I recall one year when the monsoons were delayed, but later came with a vengeance. I was then a bureaucrat, entombed in one of the rooms of ministry of external affairs in South Block. Suddenly, the light outside my window darkened, and the first big drop hit the pane. I was dictating a note to my private secretary, but I left my work to run to the corridor from where I could see the sky open up in all its splendour. When I returned, my secretary, otherwise a quiet, even reticent man who hardly made conversation, sought my permission to narrate two lines of poet Bihari Lal:

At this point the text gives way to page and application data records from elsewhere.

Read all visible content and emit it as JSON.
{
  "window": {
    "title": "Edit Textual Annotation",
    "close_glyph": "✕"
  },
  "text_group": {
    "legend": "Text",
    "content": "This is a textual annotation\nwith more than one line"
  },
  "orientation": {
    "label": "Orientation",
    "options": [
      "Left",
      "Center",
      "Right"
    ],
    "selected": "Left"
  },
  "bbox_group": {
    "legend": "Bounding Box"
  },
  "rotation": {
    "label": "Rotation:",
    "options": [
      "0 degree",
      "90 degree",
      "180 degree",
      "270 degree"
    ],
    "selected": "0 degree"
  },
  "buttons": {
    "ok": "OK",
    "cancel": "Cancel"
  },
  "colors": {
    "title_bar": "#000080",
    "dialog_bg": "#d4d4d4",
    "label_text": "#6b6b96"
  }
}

Lage saawan maas bidesh piya
More ang pe boond pare sarsi
Shath kaam ne jor kiyo sajani
Bandh toot gaye chatiya darsi
(The monsoons are here but my beloved is away
A raindrop touches my body suddenly
Cruel Kama wrought his effect O friend
The strings of my garment snapped abruptly)

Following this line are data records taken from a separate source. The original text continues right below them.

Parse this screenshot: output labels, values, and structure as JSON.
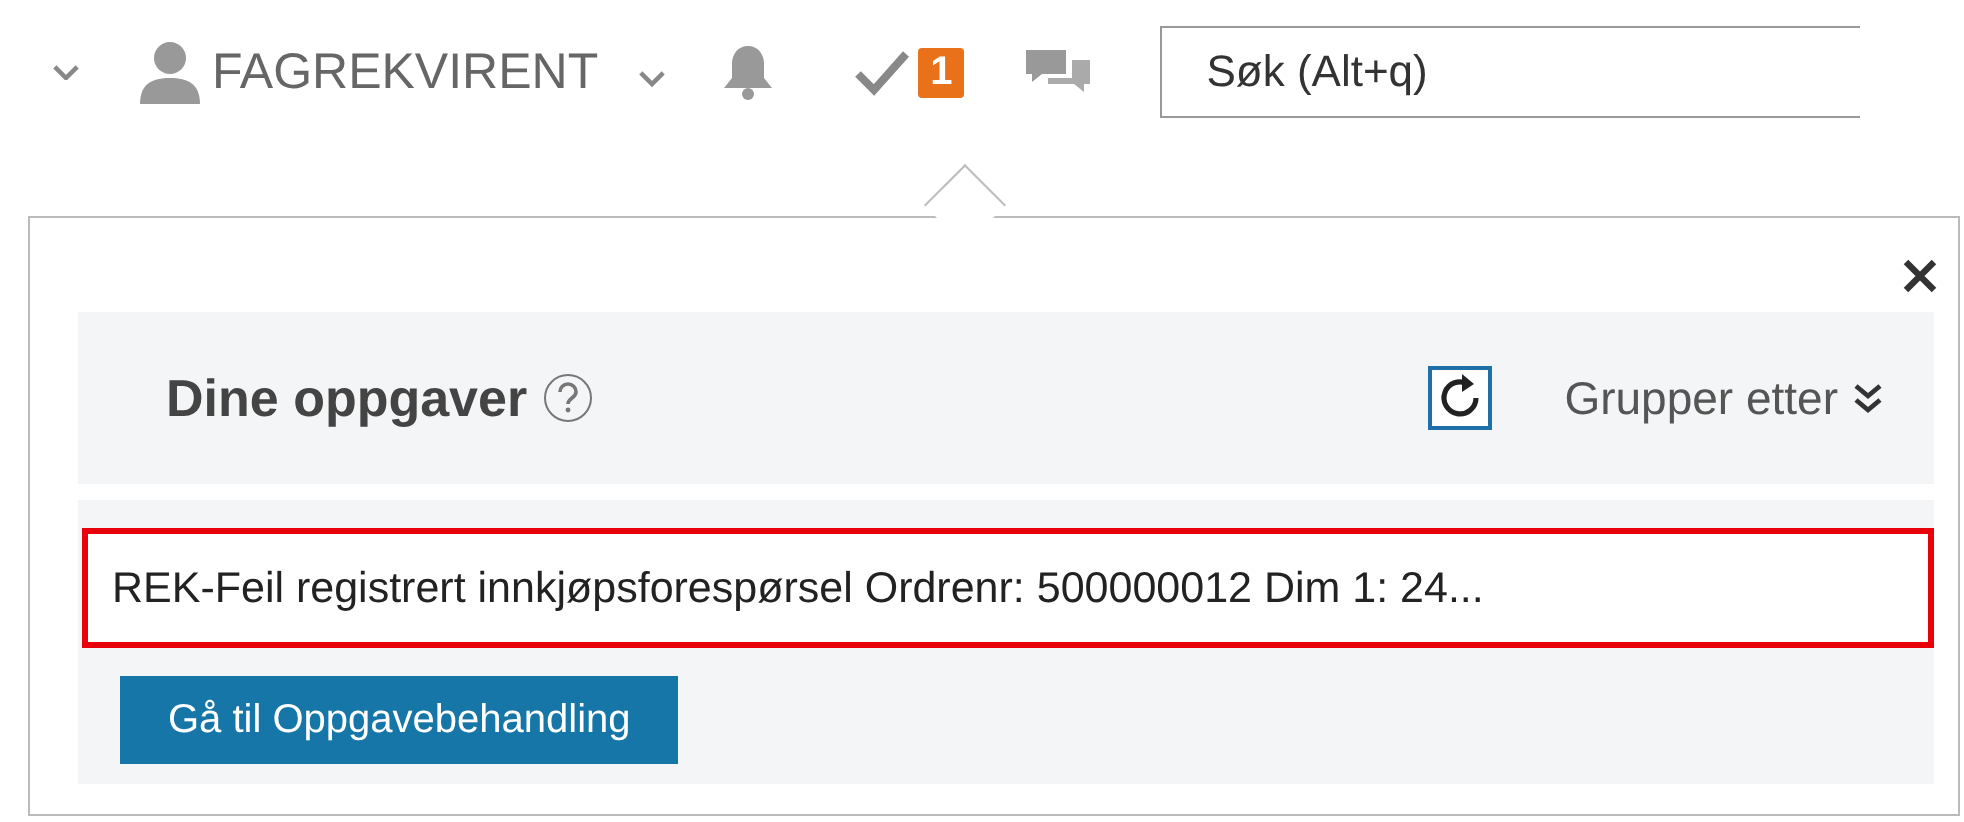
{
  "topbar": {
    "user": "FAGREKVIRENT",
    "task_count": "1",
    "search": {
      "placeholder": "Søk (Alt+q)"
    }
  },
  "popover": {
    "title": "Dine oppgaver",
    "group_by": "Grupper etter",
    "tasks": [
      {
        "text": "REK-Feil registrert innkjøpsforespørsel Ordrenr: 500000012 Dim 1: 24...",
        "selected": true
      }
    ],
    "button": "Gå til Oppgavebehandling"
  }
}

Frankly, I was left quite stunned. I took my colleague to be someone who was entirely a prisoner of the humdrum routine of office, weighed down with the pedestrian burdens of life, far removed from poetry and the magical seductions of the monsoons. But, here he was, shyly reciting to me the sublime poetry of Bihari, as much — if not more — a participant in joyously welcoming the rains.

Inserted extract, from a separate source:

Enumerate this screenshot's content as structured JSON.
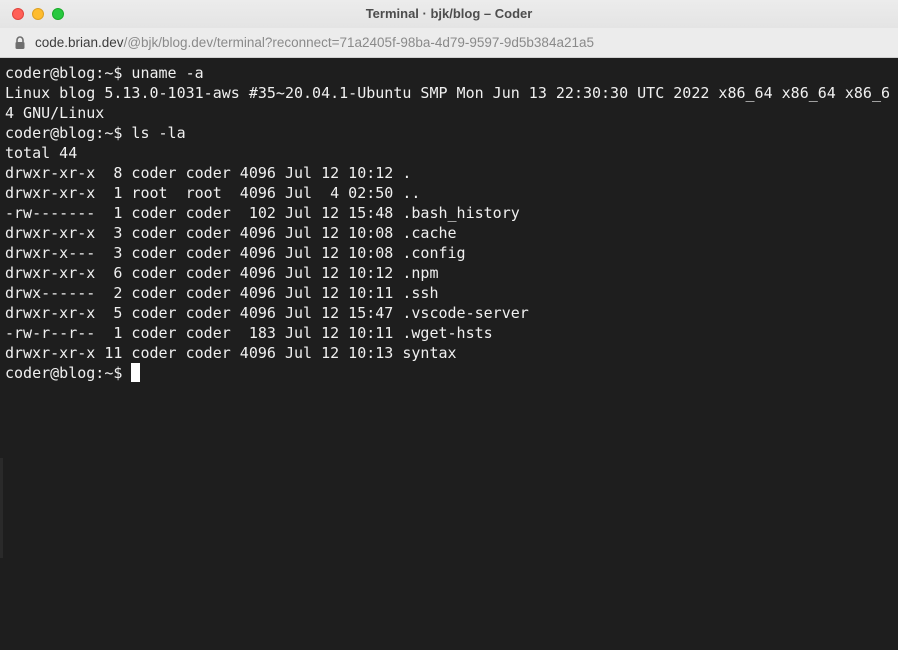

After the intense heat of summer, the monsoons in India have always stood for release, relief and romance. So much of our folklore and classical poetry are linked to the rains. Such poetry is not only about the fulfilment of love but also of birha, the pangs of separation if the beloved is away when the skies become grey and the moist winds of saawan blow. If, in the West, a beautiful day has to be sunny, for us a romantic day is when the clouds have hidden the sun, and there is the promise of rain. In fifth century CE, Kalidasa, in his play Meghdoot, immortalised such a cloud by making him the bearer of the exiled Yaksha’s message to his wife, Alaka in the Himalayas.

In more recent times, who can ever erase from memory the song Zindagi bhar nahin bhoolegi ye barsaat ki raat, from the eponymous film Barsaat Ki Raat, where the ethereal Madhubala meets Bharat Bhushan in a rain-filled night? Or, Raj Kapoor and Nargis, singing Pyaar hua ikrar hua, in the 1955 film Shree 420, the rain cascading around them as they come closer to share an umbrella? 

Perhaps, for the younger generation, these films are much too old, and there are as many rain-drenched songs from more contemporary films. But these black and white tributes to the romance of the monsoons are, in my view, quite unmatched.

The monsoons are also a time for hot cups of tea and garam-garam pakoras and the whiff of bhuttas being roasted on a makeshift fire along the roadside. If it is possible, this is the time to take a short break, and while sipping a cup of tea, listen to the raga Malhar. Every time I listen to Malhar during the monsoons I wonder at the genius of our musical legacy. How can a raga so wonderfully correspond to the mood of the monsoons? As the sky begins to darken, listen first to the slow elaboration of the raga, and reach the fast-paced drut, as it begins to pour. It is quite an unforgettable experience. Or, if you are inclined to poetry, recall the lines of the poet:

Yun barastin hai tasawwur pe purani yaadein
Jaise barsaat mein rimjhin ka sama hota hai
(Like a drizzle in the monsoons
Old memories rain down on me)

There is, alas, the ugly underbelly of the monsoons too. Floods are a recurring experience. People are rendered homeless, crops are destroyed, landslides occur and lives are lost. In cities, roads become rivers, traffic jams last for hours and electrical lines snap. In Bihar, for instance, floods are an annual occurrence, given the silt depositions in the Ganga, and the rivers coming in from Nepal. 

The problems created by the monsoons need institutional and enduring responses as urgently as possible. But whatever the downsides, the monsoons are awaited with great anticipation by all Indians, and most of all by the farmer. So, as the skies darken, and a sheet of water surrounds you quenching the thirst of the land, pause for a moment, and salute the miracle of nature. 

Chanakya would readily agree that while politics may be a 24x7 preoccupation, there must also be a little time kept aside for poetry and music and a hot cup of tea with pakoras on the side as a humble offering to the Rain Gods.

Tags: chanakya, monsoon, ministry of external affairs